Craig H. Wiggin
Assistant Professor, Co-Chair (Justice Studies)
Craig Wiggin is an Assistant Professor of Justice Studies at Southern New Hampshire University. His time at SNHU began in 2013, when he served as an adjunct professor on the Manchester campus. There, he began teaching Justice Studies courses to undergraduates both in the classroom and online, and worked with his students to assist with their academic and career planning.
Wiggin is an excellent justice studies resource, having served with the Belknap County Sherriff's Department since 2007. As High Sherriff, Wiggin leads an organization of 55 sworn and civilian personnel, and is responsible for a wide range of law enforcement operations. Wiggin's prior experience includes serving in the Risk Management Division of Meredith Village Savings Bank, and as Director of Law Enforcement Operations with Sig Sauer, Inc. He was also the Major-Commander of the Field Operations Bureau in the New Hampshire Department of Safety from 1984 to 2005.
Outside of work, Wiggin belongs to the Meredith, NH Rotary Club and the Lakes Region Partnership for Public Health. He works with the NH Special Olympics, the Salvation Army Fundraising Committee, and a number of other nonprofit and charitable organizations.
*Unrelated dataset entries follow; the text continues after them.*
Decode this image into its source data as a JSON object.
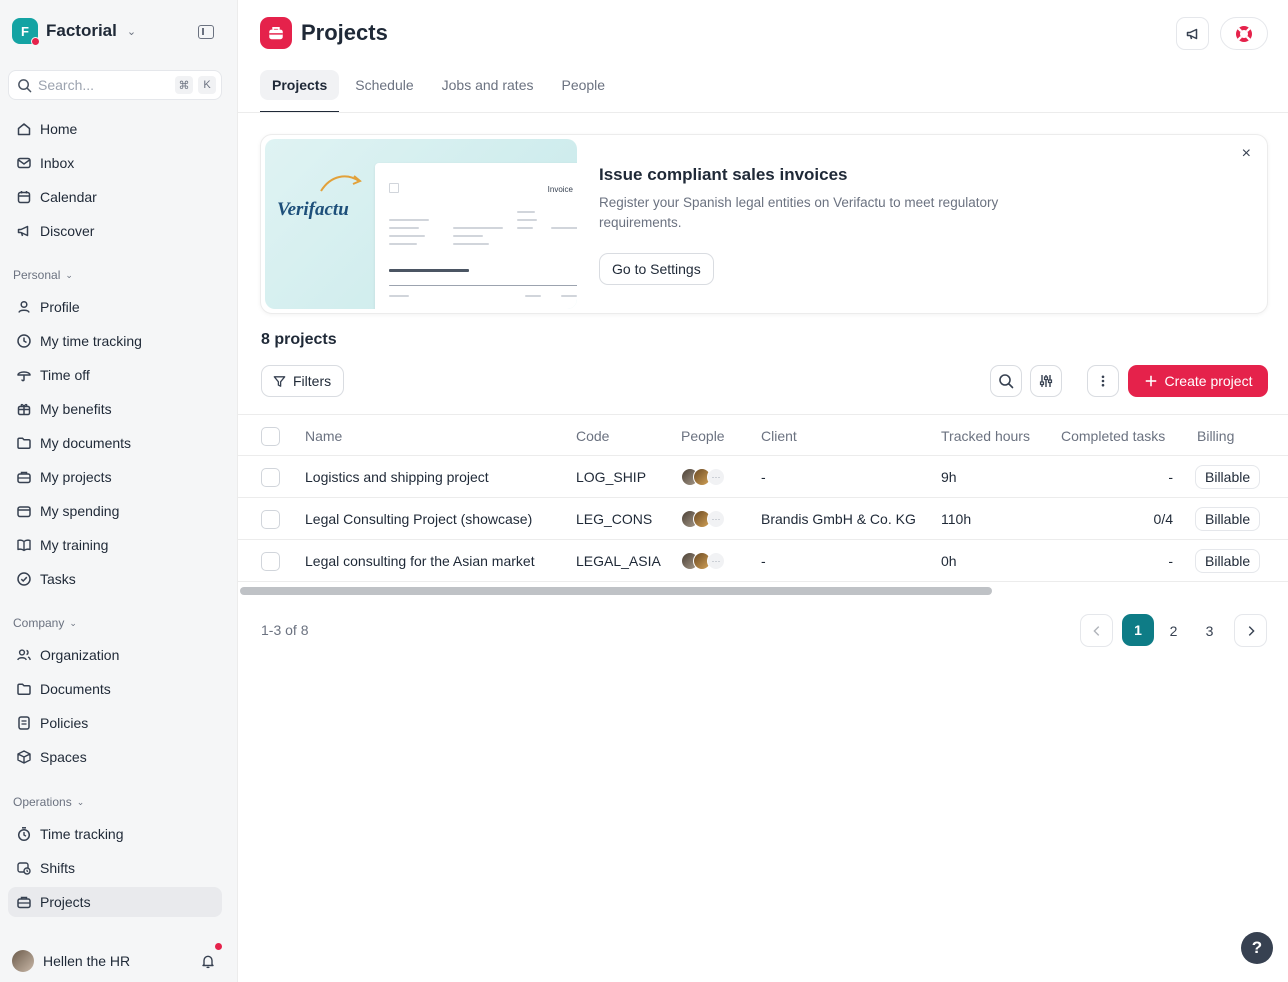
{
  "sidebar": {
    "brand": "Factorial",
    "brand_initial": "F",
    "search_placeholder": "Search...",
    "shortcut": [
      "⌘",
      "K"
    ],
    "main_items": [
      {
        "label": "Home",
        "icon": "home-icon"
      },
      {
        "label": "Inbox",
        "icon": "inbox-icon"
      },
      {
        "label": "Calendar",
        "icon": "calendar-icon"
      },
      {
        "label": "Discover",
        "icon": "megaphone-icon"
      }
    ],
    "personal": {
      "title": "Personal",
      "items": [
        {
          "label": "Profile",
          "icon": "person-icon"
        },
        {
          "label": "My time tracking",
          "icon": "clock-icon"
        },
        {
          "label": "Time off",
          "icon": "umbrella-icon"
        },
        {
          "label": "My benefits",
          "icon": "gift-icon"
        },
        {
          "label": "My documents",
          "icon": "folder-icon"
        },
        {
          "label": "My projects",
          "icon": "briefcase-icon"
        },
        {
          "label": "My spending",
          "icon": "wallet-icon"
        },
        {
          "label": "My training",
          "icon": "book-icon"
        },
        {
          "label": "Tasks",
          "icon": "check-circle-icon"
        }
      ]
    },
    "company": {
      "title": "Company",
      "items": [
        {
          "label": "Organization",
          "icon": "people-icon"
        },
        {
          "label": "Documents",
          "icon": "documents-icon"
        },
        {
          "label": "Policies",
          "icon": "policy-icon"
        },
        {
          "label": "Spaces",
          "icon": "cube-icon"
        }
      ]
    },
    "operations": {
      "title": "Operations",
      "items": [
        {
          "label": "Time tracking",
          "icon": "stopwatch-icon"
        },
        {
          "label": "Shifts",
          "icon": "shifts-icon"
        },
        {
          "label": "Projects",
          "icon": "briefcase-icon",
          "active": true
        }
      ]
    },
    "user": {
      "name": "Hellen the HR"
    }
  },
  "header": {
    "title": "Projects",
    "tabs": [
      {
        "label": "Projects",
        "active": true
      },
      {
        "label": "Schedule"
      },
      {
        "label": "Jobs and rates"
      },
      {
        "label": "People"
      }
    ]
  },
  "banner": {
    "title": "Issue compliant sales invoices",
    "description": "Register your Spanish legal entities on Verifactu to meet regulatory requirements.",
    "button": "Go to Settings",
    "close": "×",
    "image_logo": "Verifactu",
    "invoice_label": "Invoice"
  },
  "toolbar": {
    "count": "8 projects",
    "filters": "Filters",
    "create": "Create project"
  },
  "table": {
    "columns": [
      "Name",
      "Code",
      "People",
      "Client",
      "Tracked hours",
      "Completed tasks",
      "Billing"
    ],
    "rows": [
      {
        "name": "Logistics and shipping project",
        "code": "LOG_SHIP",
        "client": "-",
        "hours": "9h",
        "tasks": "-",
        "billing": "Billable"
      },
      {
        "name": "Legal Consulting Project (showcase)",
        "code": "LEG_CONS",
        "client": "Brandis GmbH & Co. KG",
        "hours": "110h",
        "tasks": "0/4",
        "billing": "Billable"
      },
      {
        "name": "Legal consulting for the Asian market",
        "code": "LEGAL_ASIA",
        "client": "-",
        "hours": "0h",
        "tasks": "-",
        "billing": "Billable"
      }
    ],
    "more_people": "···"
  },
  "pagination": {
    "range": "1-3 of 8",
    "pages": [
      "1",
      "2",
      "3"
    ],
    "current": "1"
  },
  "help": "?",
  "colors": {
    "brand_teal": "#14a3a3",
    "primary_red": "#e5224b",
    "page_current": "#0e7c86"
  }
}
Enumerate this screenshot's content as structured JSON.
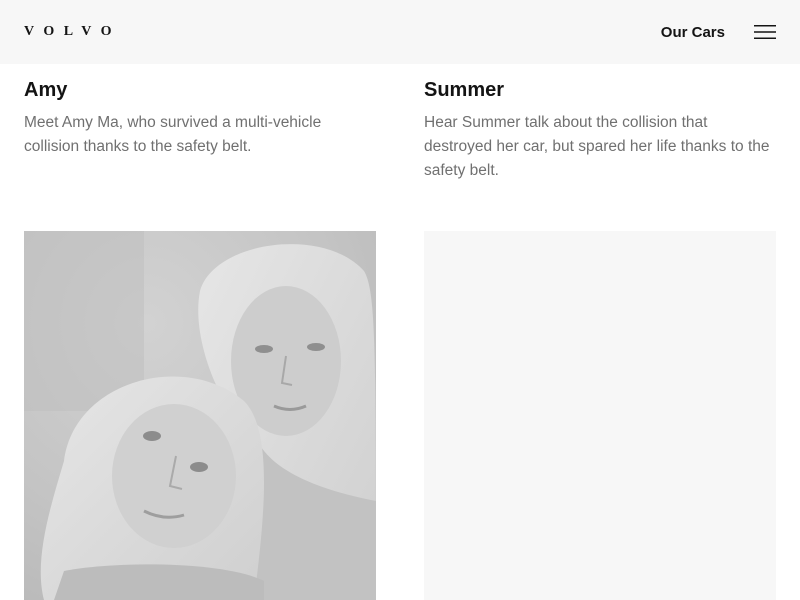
{
  "header": {
    "logo_text": "VOLVO",
    "nav_link": "Our Cars",
    "menu_icon": "hamburger-menu-icon"
  },
  "cards": [
    {
      "title": "Amy",
      "description": "Meet Amy Ma, who survived a multi-vehicle collision thanks to the safety belt."
    },
    {
      "title": "Summer",
      "description": "Hear Summer talk about the collision that destroyed her car, but spared her life thanks to the safety belt."
    }
  ],
  "colors": {
    "header_bg": "#f7f7f7",
    "text_primary": "#141414",
    "text_secondary": "#707070",
    "placeholder_bg": "#f7f7f7"
  }
}
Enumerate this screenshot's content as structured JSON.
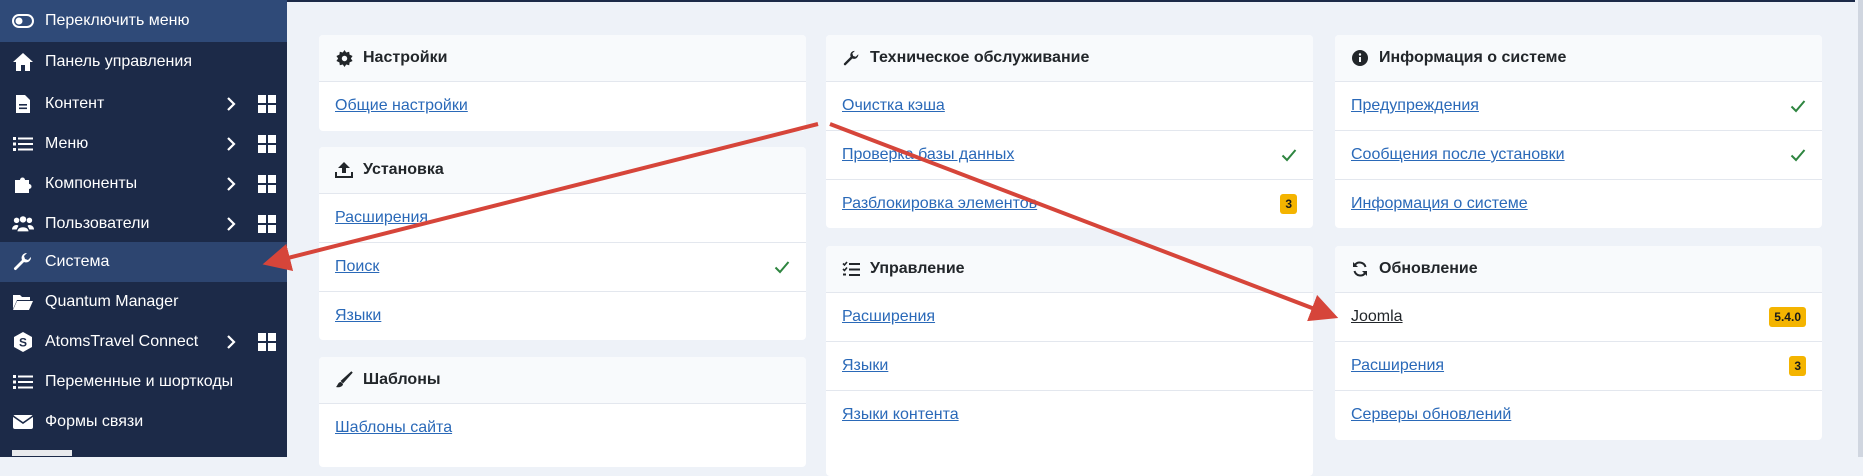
{
  "sidebar": {
    "toggle_label": "Переключить меню",
    "items": [
      {
        "label": "Панель управления",
        "icon": "home-icon"
      },
      {
        "label": "Контент",
        "icon": "file-icon"
      },
      {
        "label": "Меню",
        "icon": "list-icon"
      },
      {
        "label": "Компоненты",
        "icon": "puzzle-icon"
      },
      {
        "label": "Пользователи",
        "icon": "users-icon"
      },
      {
        "label": "Система",
        "icon": "wrench-icon"
      },
      {
        "label": "Quantum Manager",
        "icon": "folder-icon"
      },
      {
        "label": "AtomsTravel Connect",
        "icon": "s-logo-icon"
      },
      {
        "label": "Переменные и шорткоды",
        "icon": "list-icon"
      },
      {
        "label": "Формы связи",
        "icon": "envelope-icon"
      }
    ]
  },
  "cards": {
    "settings": {
      "title": "Настройки",
      "rows": [
        "Общие настройки"
      ]
    },
    "install": {
      "title": "Установка",
      "rows": [
        "Расширения",
        "Поиск",
        "Языки"
      ]
    },
    "templates": {
      "title": "Шаблоны",
      "rows": [
        "Шаблоны сайта"
      ]
    },
    "maintenance": {
      "title": "Техническое обслуживание",
      "rows": [
        "Очистка кэша",
        "Проверка базы данных",
        "Разблокировка элементов"
      ],
      "badge": "3"
    },
    "manage": {
      "title": "Управление",
      "rows": [
        "Расширения",
        "Языки",
        "Языки контента"
      ]
    },
    "sysinfo": {
      "title": "Информация о системе",
      "rows": [
        "Предупреждения",
        "Сообщения после установки",
        "Информация о системе"
      ]
    },
    "update": {
      "title": "Обновление",
      "rows": [
        "Joomla",
        "Расширения",
        "Серверы обновлений"
      ],
      "badges": [
        "5.4.0",
        "3"
      ]
    }
  },
  "colors": {
    "sidebar": "#1c2a48",
    "link": "#2a69b8",
    "badge": "#f4b400",
    "check": "#2e8540",
    "arrow": "#d6453a"
  }
}
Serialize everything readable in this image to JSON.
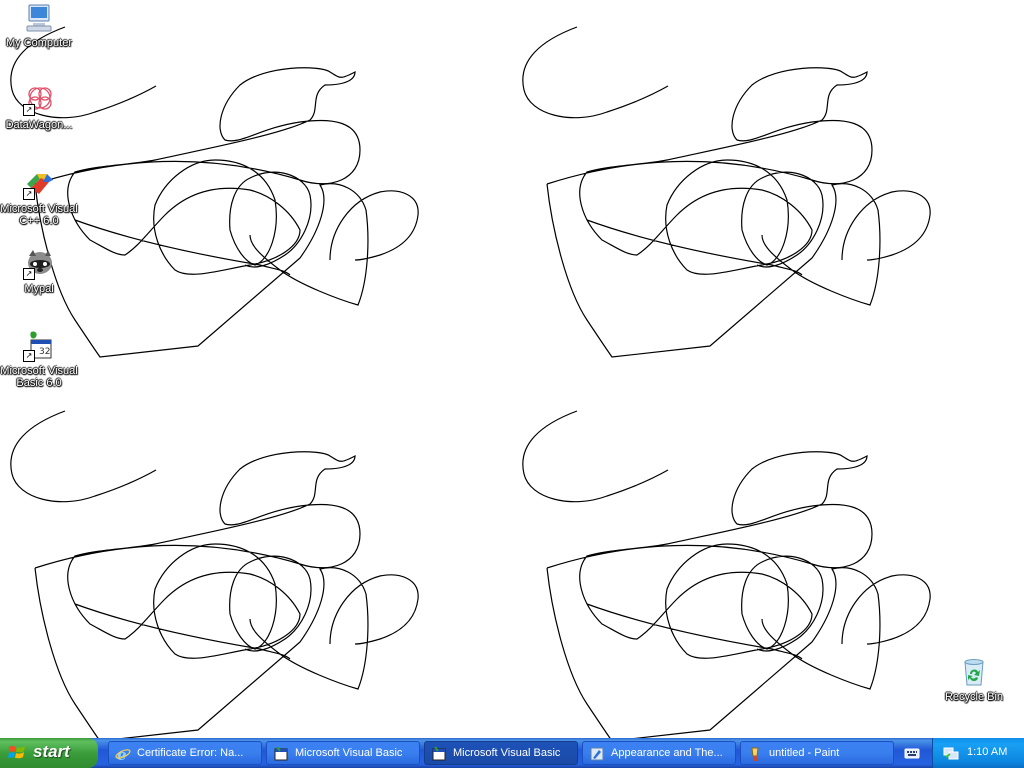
{
  "desktop": {
    "icons": [
      {
        "label": "My Computer"
      },
      {
        "label": "DataWagon..."
      },
      {
        "label": "Microsoft Visual C++ 6.0"
      },
      {
        "label": "Mypal"
      },
      {
        "label": "Microsoft Visual Basic 6.0"
      },
      {
        "label": "Recycle Bin"
      }
    ]
  },
  "taskbar": {
    "start_label": "start",
    "tasks": [
      {
        "label": "Certificate Error: Na...",
        "icon": "ie-icon"
      },
      {
        "label": "Microsoft Visual Basic",
        "icon": "vb-icon"
      },
      {
        "label": "Microsoft Visual Basic",
        "icon": "vb-icon",
        "active": true
      },
      {
        "label": "Appearance and The...",
        "icon": "control-panel-icon"
      },
      {
        "label": "untitled - Paint",
        "icon": "paint-icon"
      }
    ],
    "clock": "1:10 AM"
  },
  "colors": {
    "taskbar": "#245edb",
    "start": "#3a9d3a",
    "tray": "#0f8ee9"
  }
}
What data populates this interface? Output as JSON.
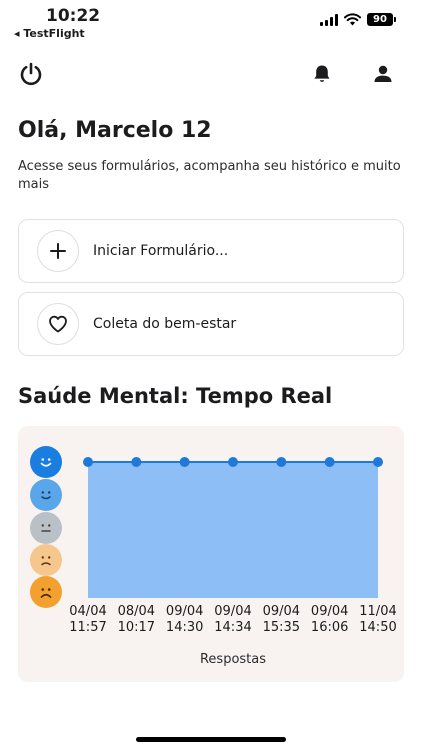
{
  "status_bar": {
    "time": "10:22",
    "back_app": "◂ TestFlight",
    "battery": "90"
  },
  "header": {
    "power_icon": "power-icon",
    "bell_icon": "bell-icon",
    "profile_icon": "person-icon"
  },
  "greeting": "Olá, Marcelo 12",
  "subtitle": "Acesse seus formulários, acompanha seu histórico e muito mais",
  "actions": [
    {
      "label": "Iniciar Formulário...",
      "icon": "plus-icon"
    },
    {
      "label": "Coleta do bem-estar",
      "icon": "heart-icon"
    }
  ],
  "section_title": "Saúde Mental: Tempo Real",
  "colors": {
    "face_very_happy": "#1a7de0",
    "face_happy": "#5aa6ea",
    "face_neutral": "#b9c1c7",
    "face_sad": "#f6c78d",
    "face_very_sad": "#f2a12e",
    "area_fill": "#8dbff6",
    "line": "#1f79d8"
  },
  "chart_data": {
    "type": "area",
    "x": [
      "04/04 11:57",
      "08/04 10:17",
      "09/04 14:30",
      "09/04 14:34",
      "09/04 15:35",
      "09/04 16:06",
      "11/04 14:50"
    ],
    "x_labels": [
      [
        "04/04",
        "11:57"
      ],
      [
        "08/04",
        "10:17"
      ],
      [
        "09/04",
        "14:30"
      ],
      [
        "09/04",
        "14:34"
      ],
      [
        "09/04",
        "15:35"
      ],
      [
        "09/04",
        "16:06"
      ],
      [
        "11/04",
        "14:50"
      ]
    ],
    "series": [
      {
        "values": [
          5,
          5,
          5,
          5,
          5,
          5,
          5
        ]
      }
    ],
    "y_levels": [
      "very-happy",
      "happy",
      "neutral",
      "sad",
      "very-sad"
    ],
    "ylim": [
      1,
      5
    ],
    "xlabel": "Respostas",
    "ylabel": "",
    "grid": false
  }
}
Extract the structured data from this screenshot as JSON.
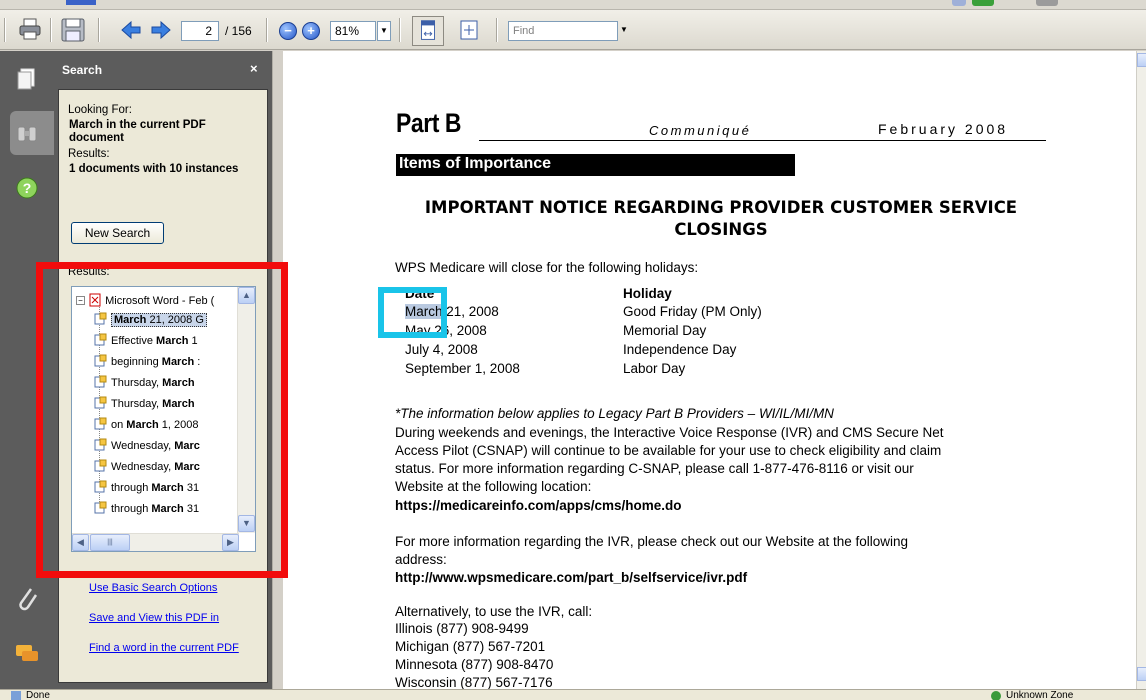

Wiggin holds an A.S. and B.S. in Criminal Justice from Saint Anselm College in Goffstown, NH, a Certificate in Criminal Justice from the University of Virginia, and a Master's of Education from Plymouth State University. In addition, he participated in the 239th session of the FBI National Academy and has received extensive in-service training through his law enforcement roles.
Lisa Speropolous Ph.D.
After serving as an adjunct professor at the University of New Hampshire in 2016 and 2017, Dr. Lisa Speropolous joined SNHU as an assistant professor in the justice studies department. She previously worked with SNHU Online as a team lead for sociology, political science and anthropology, and worked as an adjunct faculty member during that time. She has also previously spent time as an adjunct faculty member with North Shore Community College in Danvers, MA.
Dr. Speropolous earned her Doctor of Philosophy in Sociology from the University of New Hampshire. Her substantive area was in crime and conflict and her dissertation was titled “Effects of a STEAM Focused Education Program on Students’ Academic Performance, Engagement in Risk-Taking Behaviors, and Perceptions of College and Career Readiness.” She earned her MS in Criminal Justice from Northeastern University, and her BA in Psychology from the University of New Hampshire.